Jill sees Jack as being uncaring about her feelings. Jack is demanding to get enjoyment from extramarital partners no matter how badly it makes Jill feel. Jack responds to Jill's feelings by
telling her to exercise her own sexual freedom. She sees Jack as placing his own selfish gratification above his primary partner's feelings and taking an "I got mine, you get yours" attitude about love and relationships.

Their different worldviews can also cause Jack and Jill to see each other as psychologically inferior with respect to relationships.

Jack feels little or no jealousy. (Indeed, he may have adopted a compersion worldview in part because it makes sense given his general lack of jealousy.) Jack may consequently see jealousy as something unnecessary and avoidable. If people just tried hard enough, or just thought about things clearly enough, they wouldn't bring the poison of jealousy into relationships.
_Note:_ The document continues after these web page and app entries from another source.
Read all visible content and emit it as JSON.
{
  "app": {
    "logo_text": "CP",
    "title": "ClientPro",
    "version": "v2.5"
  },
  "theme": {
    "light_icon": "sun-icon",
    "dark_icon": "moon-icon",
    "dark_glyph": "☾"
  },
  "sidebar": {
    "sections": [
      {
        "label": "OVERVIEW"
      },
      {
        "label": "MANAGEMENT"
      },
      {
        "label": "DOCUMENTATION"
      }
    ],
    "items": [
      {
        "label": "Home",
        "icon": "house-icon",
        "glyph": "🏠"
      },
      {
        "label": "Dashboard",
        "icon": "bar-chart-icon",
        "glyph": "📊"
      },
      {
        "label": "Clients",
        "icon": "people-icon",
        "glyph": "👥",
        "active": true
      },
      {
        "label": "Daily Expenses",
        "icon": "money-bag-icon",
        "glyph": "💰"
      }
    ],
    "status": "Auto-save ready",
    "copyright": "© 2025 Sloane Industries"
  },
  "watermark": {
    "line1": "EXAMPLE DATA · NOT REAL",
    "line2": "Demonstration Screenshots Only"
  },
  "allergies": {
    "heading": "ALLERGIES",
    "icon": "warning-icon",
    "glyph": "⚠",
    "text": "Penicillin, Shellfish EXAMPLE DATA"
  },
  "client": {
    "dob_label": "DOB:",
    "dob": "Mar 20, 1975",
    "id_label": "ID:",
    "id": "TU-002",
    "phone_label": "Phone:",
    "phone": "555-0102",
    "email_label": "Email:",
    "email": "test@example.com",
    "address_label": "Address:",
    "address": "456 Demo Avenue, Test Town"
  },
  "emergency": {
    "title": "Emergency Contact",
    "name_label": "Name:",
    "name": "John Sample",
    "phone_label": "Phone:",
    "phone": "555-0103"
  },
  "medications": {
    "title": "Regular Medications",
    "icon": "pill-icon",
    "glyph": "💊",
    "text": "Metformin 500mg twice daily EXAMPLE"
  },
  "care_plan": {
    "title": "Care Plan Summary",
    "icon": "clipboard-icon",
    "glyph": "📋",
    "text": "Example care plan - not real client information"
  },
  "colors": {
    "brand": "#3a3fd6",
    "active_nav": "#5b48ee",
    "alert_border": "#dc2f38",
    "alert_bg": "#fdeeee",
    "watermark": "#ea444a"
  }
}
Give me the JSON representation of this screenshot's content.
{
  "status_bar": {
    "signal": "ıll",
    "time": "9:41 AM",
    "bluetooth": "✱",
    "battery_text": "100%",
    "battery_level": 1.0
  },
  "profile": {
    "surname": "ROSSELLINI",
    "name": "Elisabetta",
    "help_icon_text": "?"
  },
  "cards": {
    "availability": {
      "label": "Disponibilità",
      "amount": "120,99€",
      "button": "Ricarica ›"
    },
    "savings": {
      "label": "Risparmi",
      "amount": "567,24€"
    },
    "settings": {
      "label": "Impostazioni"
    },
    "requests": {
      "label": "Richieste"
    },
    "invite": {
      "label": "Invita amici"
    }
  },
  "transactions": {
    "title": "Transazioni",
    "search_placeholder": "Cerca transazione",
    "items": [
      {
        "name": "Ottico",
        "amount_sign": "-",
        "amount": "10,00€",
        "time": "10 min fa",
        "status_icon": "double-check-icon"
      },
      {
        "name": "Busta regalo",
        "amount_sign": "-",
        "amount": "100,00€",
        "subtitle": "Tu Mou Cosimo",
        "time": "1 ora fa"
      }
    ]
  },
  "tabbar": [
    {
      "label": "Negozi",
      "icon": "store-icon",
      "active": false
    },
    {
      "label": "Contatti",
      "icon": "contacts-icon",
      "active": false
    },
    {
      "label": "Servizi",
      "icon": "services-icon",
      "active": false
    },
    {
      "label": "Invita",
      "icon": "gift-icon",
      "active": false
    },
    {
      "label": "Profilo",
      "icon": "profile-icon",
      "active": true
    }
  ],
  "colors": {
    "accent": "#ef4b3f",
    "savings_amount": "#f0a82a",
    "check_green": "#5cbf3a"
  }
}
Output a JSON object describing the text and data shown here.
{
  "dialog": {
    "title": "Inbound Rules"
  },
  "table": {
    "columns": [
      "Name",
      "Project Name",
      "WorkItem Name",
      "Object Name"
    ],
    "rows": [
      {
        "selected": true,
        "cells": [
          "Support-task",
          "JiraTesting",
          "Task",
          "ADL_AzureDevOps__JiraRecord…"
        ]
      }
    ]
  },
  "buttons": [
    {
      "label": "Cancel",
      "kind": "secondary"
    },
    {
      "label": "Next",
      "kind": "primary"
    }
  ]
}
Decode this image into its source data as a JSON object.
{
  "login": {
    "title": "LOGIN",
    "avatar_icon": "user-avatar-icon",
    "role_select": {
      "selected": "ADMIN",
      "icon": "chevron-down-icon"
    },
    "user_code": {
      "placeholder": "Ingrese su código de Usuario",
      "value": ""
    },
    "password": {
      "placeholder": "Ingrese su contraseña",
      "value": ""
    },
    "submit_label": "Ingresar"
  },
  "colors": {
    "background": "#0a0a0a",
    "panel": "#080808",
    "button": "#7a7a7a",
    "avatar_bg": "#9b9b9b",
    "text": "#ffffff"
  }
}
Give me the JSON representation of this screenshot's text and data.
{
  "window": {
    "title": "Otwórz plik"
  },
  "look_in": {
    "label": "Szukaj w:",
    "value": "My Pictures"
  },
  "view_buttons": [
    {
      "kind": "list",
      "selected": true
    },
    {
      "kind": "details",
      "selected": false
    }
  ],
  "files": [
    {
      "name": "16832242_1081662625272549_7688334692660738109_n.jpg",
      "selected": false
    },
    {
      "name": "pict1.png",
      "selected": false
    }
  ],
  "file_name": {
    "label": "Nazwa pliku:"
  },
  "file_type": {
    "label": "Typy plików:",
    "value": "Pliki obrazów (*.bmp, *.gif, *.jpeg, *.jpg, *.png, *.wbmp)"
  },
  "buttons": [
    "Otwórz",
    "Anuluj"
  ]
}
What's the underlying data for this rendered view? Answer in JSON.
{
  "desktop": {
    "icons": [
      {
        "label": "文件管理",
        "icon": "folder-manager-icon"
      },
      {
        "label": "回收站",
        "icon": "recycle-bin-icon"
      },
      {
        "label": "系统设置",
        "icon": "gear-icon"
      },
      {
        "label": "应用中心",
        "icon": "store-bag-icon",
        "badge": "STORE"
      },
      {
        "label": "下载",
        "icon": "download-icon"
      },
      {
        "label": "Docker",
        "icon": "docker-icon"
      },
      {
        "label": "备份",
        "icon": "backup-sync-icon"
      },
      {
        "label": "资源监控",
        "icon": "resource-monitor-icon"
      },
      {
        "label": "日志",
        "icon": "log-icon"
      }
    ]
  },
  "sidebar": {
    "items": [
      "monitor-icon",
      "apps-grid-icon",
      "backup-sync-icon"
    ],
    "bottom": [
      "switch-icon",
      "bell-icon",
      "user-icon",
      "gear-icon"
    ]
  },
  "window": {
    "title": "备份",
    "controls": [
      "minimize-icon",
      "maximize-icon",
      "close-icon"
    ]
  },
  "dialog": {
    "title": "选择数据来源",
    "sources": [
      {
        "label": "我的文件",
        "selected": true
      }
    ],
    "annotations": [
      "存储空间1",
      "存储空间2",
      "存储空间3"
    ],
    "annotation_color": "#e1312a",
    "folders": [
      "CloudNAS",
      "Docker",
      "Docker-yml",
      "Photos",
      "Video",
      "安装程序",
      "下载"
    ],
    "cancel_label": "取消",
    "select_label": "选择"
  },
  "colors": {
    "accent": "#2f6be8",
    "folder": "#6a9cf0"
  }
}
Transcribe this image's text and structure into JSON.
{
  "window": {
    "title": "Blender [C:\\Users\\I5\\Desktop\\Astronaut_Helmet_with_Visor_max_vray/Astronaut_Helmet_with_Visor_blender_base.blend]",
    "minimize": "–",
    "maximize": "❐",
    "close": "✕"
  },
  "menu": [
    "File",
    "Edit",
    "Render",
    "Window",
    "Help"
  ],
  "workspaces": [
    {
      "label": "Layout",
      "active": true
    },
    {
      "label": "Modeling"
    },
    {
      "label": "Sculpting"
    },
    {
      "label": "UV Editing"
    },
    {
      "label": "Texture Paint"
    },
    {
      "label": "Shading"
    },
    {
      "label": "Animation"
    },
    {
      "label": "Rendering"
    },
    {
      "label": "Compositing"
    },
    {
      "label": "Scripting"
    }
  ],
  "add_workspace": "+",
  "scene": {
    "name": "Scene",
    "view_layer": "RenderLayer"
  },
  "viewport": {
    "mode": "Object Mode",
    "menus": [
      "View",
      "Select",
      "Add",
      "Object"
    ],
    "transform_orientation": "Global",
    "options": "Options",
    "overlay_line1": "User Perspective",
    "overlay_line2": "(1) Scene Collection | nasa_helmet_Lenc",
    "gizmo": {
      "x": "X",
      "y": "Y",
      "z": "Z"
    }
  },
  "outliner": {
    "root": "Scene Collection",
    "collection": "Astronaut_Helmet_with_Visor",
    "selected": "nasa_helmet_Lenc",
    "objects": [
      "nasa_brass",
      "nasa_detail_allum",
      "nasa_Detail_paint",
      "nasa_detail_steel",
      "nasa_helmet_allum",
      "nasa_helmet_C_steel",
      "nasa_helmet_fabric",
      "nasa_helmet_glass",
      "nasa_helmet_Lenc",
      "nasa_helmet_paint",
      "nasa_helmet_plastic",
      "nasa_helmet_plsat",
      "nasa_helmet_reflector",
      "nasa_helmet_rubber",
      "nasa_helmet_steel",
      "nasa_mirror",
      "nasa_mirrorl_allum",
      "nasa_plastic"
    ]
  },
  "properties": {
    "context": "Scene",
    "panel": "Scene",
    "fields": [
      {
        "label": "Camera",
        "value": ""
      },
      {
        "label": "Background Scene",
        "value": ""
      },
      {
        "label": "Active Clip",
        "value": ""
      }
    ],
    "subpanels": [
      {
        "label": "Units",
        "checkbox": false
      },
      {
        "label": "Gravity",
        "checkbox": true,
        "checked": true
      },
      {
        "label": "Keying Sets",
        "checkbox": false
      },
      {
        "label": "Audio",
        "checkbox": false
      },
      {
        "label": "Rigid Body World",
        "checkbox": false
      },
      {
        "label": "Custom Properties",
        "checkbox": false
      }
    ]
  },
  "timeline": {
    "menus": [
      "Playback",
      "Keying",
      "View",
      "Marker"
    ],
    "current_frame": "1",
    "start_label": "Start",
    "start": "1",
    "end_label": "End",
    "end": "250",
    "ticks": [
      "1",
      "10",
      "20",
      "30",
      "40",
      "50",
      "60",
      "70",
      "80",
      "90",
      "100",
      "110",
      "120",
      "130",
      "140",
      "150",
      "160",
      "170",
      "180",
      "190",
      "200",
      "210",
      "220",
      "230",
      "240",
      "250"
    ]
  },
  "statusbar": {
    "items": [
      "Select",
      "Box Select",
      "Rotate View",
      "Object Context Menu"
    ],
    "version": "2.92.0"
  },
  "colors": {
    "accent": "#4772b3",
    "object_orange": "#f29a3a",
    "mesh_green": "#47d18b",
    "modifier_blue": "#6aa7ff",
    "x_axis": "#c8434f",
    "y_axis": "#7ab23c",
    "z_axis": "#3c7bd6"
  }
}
People who feel jealousy have no one to blame but themselves. They should get over it. People who feel jealous and seek sympathy for those feelings are emotionally inferior to people who have gotten past the whole business of jealousy.

Jill sees companionship as a key to successful, long-term relationships. She grew up believing that couples who do things together have a better chance at lasting relationships. "That family
that plays together stays together," as the saying goes. People who demand absolute freedom and independence have a naively idealistic understanding of committed, long lasting relationships. They should get real about what it takes to make a marriage last. People who
insist on such absolute freedom have an inferior understanding about what makes marriages work than people who understand the importance of togetherness.

3. When one partner holds a companionship worldview and another partner holds a compersion worldview, the partners can find themselves in a conflict that pits jealousy against resentment.

Suppose again that Jack has a compersion worldview and Jill has a companionship worldview.

If an extramarital partner agrees to become involved with both Jack and Jill, no conflict need occur. Jack and Jill can both enjoy the extramarital relationship.

If an extramarital partner wants to be involved with Jill alone, no conflict need occur. Jill genuinely prefers to be involved in extramarital relationships together with Jack. Besides, Jack is okay
with Jill having extramarital relationships by herself.

If the extramarital partner wants to be involved with Jack only, a conflict will likely occur. Jack desires to be with the extramarital partner. If he cannot be with the extramarital partner because Jill will feel jealous, Jack may feel angry and resentful over his lost opportunity. Jill, on the other hand, wants Jack to turn down the extramarital partner. If he becomes involved with the extramarital partner despite her feelings, she will feel rejected and jealous. The conflict hinges on whether Jack has to deal with feelings of anger and resentment or Jill has to deal with feelings of rejection and jealousy.

Questions:

(1) In marriages where one partner holds a companionship worldview and another partner holds a compersion worldview, how can the partners learn to accept their differing worldviews without viewing each other negatively?

(2) In marriages where one partner holds a companionship worldview and another partner holds a compersion worldview, how can the partners resolve conflicts that pit jealousy against resentment?

Thanks for actually taking the time to read this far. I genuinely look forward to hearing your thoughts on these two questions.

Kelly
kc62301@yahoo.com
 

 
Subscribe to WorldPolyamoryAssociation
Powered by groups.yahoo.com

World Polyamory Association
1371 Malaihi Road
Wailuku, Maui, Hawaii  96793
808-244-4103, 808-214-3442
WorldPolyamory@aol.com
Copyright 2002-2009, WorldPolyamoryAssociation.
All rights reserved.
Revised: September 07, 2011

 

This site is a member of WebRing.
To browse visit Here.
 

Poly Gathering Webring... Visit other poly clubs/groups, web sites Today
[ Join Now | Ring List | Random | << Prev | Next >> ]